GoldenEye was edited in order to be guaranteed a PG-13 rating from the MPAA and a 12 rating from the BBFC. The cuts included the visible bullet impact to Trevelyan's head when he is shot in the prologue, several additional deaths during the sequence in which Onatopp guns down the workers at the Severnaya station, more explicit footage and violent behaviour in the Admiral's death, extra footage of Onatopp's death, and Bond giving her a rabbit punch in the car.
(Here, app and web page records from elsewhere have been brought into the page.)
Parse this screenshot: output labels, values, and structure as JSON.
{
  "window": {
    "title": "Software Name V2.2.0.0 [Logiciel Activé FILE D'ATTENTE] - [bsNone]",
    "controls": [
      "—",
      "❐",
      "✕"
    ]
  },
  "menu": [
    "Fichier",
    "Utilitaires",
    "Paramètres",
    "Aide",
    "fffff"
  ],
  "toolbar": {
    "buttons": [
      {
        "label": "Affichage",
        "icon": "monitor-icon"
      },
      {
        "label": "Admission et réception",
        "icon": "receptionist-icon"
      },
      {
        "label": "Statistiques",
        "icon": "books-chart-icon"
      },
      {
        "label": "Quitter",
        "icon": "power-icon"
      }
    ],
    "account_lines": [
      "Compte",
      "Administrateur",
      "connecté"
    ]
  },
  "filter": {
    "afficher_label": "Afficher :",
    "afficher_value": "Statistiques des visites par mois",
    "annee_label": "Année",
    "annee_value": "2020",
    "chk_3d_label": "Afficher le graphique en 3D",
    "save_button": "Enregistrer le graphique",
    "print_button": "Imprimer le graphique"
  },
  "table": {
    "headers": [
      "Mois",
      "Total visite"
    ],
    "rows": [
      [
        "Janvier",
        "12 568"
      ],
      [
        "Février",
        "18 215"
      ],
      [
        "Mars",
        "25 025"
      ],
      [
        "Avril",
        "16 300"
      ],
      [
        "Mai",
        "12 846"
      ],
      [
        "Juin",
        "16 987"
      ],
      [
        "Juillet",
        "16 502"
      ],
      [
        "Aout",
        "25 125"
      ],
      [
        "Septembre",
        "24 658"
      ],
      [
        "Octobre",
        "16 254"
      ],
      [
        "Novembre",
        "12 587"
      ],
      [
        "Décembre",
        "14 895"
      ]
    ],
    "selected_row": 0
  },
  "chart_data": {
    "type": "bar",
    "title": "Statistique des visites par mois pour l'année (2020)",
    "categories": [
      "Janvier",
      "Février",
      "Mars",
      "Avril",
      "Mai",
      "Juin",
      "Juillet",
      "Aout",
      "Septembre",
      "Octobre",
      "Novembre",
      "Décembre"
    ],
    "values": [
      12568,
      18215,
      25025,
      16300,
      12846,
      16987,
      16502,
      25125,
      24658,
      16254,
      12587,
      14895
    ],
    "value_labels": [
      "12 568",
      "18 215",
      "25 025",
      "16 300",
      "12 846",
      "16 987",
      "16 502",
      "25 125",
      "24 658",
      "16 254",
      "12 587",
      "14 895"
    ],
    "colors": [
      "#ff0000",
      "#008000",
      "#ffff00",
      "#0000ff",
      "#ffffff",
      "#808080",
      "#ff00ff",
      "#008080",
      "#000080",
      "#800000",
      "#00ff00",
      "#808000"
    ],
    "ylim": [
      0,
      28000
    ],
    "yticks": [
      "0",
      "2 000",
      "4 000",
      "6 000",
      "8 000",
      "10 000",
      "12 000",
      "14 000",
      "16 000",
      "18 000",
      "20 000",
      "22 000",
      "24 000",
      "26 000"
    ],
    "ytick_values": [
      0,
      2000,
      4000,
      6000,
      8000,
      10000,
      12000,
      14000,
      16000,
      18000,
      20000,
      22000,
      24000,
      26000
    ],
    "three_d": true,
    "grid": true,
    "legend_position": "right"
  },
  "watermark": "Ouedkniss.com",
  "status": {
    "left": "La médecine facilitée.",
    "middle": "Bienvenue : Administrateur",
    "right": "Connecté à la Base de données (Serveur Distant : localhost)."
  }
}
In 2006, the film was remastered and re-edited for the James Bond Ultimate Edition DVD in which the cuts including headbutts and violent sound effects were restored, causing the rating to be changed to 15.
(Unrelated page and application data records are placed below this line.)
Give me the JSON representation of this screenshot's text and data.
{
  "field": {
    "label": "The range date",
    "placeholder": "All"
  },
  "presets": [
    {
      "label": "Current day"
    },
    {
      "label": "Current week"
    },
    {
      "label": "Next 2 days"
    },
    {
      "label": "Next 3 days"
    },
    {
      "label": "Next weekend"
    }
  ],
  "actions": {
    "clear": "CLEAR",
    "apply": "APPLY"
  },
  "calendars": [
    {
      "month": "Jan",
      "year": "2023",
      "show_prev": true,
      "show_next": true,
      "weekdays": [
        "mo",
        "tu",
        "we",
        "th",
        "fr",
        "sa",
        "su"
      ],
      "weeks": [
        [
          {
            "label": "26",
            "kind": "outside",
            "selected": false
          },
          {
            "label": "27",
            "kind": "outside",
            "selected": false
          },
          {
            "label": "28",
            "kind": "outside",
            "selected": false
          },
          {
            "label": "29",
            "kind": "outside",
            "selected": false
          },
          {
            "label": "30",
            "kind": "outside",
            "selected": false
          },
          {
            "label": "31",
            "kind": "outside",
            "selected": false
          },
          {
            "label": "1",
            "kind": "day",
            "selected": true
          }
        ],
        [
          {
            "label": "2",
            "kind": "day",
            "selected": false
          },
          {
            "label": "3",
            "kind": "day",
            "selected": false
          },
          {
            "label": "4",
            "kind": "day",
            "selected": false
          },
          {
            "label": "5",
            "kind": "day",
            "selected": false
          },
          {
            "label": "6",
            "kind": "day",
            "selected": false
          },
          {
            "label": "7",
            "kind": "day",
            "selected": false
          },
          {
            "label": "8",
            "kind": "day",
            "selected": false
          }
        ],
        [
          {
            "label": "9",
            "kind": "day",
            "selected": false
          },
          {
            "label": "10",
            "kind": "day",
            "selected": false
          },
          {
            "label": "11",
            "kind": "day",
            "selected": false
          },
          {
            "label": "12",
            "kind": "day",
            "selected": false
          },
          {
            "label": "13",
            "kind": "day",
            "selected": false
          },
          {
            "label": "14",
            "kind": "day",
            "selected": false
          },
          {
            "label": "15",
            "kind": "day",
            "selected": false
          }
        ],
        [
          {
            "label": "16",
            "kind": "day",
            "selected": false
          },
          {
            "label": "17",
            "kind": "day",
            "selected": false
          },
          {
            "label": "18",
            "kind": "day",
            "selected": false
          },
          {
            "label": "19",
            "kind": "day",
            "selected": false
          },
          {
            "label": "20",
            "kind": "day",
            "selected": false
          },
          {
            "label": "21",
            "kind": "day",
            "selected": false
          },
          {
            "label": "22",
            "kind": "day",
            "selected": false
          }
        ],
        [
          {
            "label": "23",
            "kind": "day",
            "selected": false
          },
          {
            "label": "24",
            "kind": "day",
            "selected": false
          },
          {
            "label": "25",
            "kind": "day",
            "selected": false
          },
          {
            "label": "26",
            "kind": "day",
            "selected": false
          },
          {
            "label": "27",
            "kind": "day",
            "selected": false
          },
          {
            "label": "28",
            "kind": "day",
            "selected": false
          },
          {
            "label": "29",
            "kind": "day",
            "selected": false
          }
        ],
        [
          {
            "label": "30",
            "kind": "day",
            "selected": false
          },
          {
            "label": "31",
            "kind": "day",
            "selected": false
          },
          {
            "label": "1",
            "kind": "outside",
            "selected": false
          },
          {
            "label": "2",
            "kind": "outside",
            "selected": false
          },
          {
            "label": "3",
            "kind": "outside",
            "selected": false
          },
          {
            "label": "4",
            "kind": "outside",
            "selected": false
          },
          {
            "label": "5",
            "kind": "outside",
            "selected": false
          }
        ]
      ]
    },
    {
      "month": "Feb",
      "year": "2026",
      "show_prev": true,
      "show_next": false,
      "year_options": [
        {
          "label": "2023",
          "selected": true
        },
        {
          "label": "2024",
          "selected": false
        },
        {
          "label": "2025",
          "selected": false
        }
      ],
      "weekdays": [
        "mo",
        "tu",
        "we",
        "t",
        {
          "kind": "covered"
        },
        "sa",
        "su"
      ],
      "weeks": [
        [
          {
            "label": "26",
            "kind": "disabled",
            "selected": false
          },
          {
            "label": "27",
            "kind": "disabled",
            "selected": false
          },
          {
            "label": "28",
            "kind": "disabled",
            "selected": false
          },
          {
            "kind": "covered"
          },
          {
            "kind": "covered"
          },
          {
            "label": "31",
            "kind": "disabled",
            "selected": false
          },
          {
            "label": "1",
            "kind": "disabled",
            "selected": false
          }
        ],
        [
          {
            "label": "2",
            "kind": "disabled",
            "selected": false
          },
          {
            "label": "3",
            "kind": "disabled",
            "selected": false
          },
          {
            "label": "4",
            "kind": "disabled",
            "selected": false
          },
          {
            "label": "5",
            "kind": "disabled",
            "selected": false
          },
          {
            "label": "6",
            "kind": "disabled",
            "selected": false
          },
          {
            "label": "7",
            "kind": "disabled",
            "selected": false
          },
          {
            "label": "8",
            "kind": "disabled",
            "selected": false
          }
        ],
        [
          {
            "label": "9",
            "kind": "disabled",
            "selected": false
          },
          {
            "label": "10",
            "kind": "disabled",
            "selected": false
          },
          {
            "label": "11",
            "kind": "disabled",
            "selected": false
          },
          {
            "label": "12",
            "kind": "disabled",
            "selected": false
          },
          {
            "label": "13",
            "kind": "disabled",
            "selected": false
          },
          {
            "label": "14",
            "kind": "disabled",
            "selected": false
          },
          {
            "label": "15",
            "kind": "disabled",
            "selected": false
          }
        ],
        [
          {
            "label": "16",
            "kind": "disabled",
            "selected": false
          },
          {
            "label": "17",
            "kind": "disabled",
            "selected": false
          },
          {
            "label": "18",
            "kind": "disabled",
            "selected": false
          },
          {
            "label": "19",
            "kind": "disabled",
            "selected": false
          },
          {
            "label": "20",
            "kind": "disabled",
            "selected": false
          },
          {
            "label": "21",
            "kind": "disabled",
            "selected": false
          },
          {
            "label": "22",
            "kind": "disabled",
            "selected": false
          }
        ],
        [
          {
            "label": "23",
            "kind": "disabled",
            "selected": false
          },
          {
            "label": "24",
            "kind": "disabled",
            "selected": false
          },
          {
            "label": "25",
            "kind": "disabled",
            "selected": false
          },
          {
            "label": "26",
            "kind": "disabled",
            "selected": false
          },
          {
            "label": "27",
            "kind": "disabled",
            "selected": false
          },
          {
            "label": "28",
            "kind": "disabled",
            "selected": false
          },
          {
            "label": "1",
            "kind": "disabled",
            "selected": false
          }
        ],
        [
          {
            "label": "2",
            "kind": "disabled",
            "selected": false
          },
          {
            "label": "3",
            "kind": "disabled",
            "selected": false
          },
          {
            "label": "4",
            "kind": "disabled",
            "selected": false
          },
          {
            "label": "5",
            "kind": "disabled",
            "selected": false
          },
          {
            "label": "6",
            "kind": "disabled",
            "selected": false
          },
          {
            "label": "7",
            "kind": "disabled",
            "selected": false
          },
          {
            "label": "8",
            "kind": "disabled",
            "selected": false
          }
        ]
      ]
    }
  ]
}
GoldenEye was nominated for two BAFTAs, Best Sound and Special Effects. Éric Serra won a BMI Film Award for the soundtrack, and the film also earned nominations for Best Action Film and Actor at the Saturn Awards and Best Fight Scene at the MTV Movie Awards.
GoldenEye was the second and final Bond film to be adapted to a novel by novelist John Gardner, and was to be his penultimate Bond novel. The book closely follows the film's storyline, but Gardner added a violent sequence prior to the opening bungee jump in which Bond kills a group of Russian guards, a change that the video game GoldenEye 007 retained.
In late 1995, Topps Comics began publishing a three-issue comic book adaptation of GoldenEye. The script was adapted by Don McGregor with art by Rick Magyar. The first issue carried a January 1996 cover date. For unknown reasons, Topps cancelled the entire adaptation after the first issue had been published, and to date the adaptation has never been released in its entirety.
The film was the basis for GoldenEye 007, an enormously successful video game for the Nintendo 64 developed by Rare and published by Nintendo. In January 2000, readers of the British video game magazine Computer and Video Games listed GoldenEye 007 to first place in a list of "the hundred greatest video games". In Edge's 10th anniversary issue in 2003, the game was included as one of their top ten shooters of all time, and in 2005, a "Best Games of All-Time" poll at GameFAQs placed it at 7th. It is based upon the film, but many of the missions were extended or modified.
GoldenEye 007 was modified into a racing game intended to be released for the Virtual Boy console. However, the game was cancelled before release. GoldenEye: Source is a fan made total conversion mod using the Source engine and based on GoldenEye 007. In January of 2007, it was awarded twice in the 2006 annual Moddb awards, a win in Editor's Choice for the Reinvention category, and was player-voted 3rd place in the overall category Mod of the year. On 2007, one of the developers released an unofficial patch. This patch fixes some of the bugs present in the first beta version.
In 2004, Electronic Arts released GoldenEye: Rogue Agent for several platforms. This is the first game of the James Bond series in which the player does not take on the role of Bond. Instead the protagonist is an aspiring Double-0 agent Jonathan Hunter, known by his codename "GoldenEye" recruited by a villain of the Bond universe, Auric Goldfinger. Except for the appearance of Xenia Onatopp, the game was unrelated to the film, and was released to mediocre review scores on most major consoles - PS2, Gamecube, and Xbox. It was excoriated by several critics including Eric Qualls for using the name "GoldenEye" as an attempt to ride on the success of Rare's game.
Aurora Plans Full Manufacture and Design Role With GoldenEye VTUAV.(vertical takeoff and landing unmanned aerial vehicle)
Apr 22, 2003; By Lorenzo Cortes Already a partner on the Global Hawk unmanned aerial vehicle (UAV) with Northrop Grumman [NOC] and...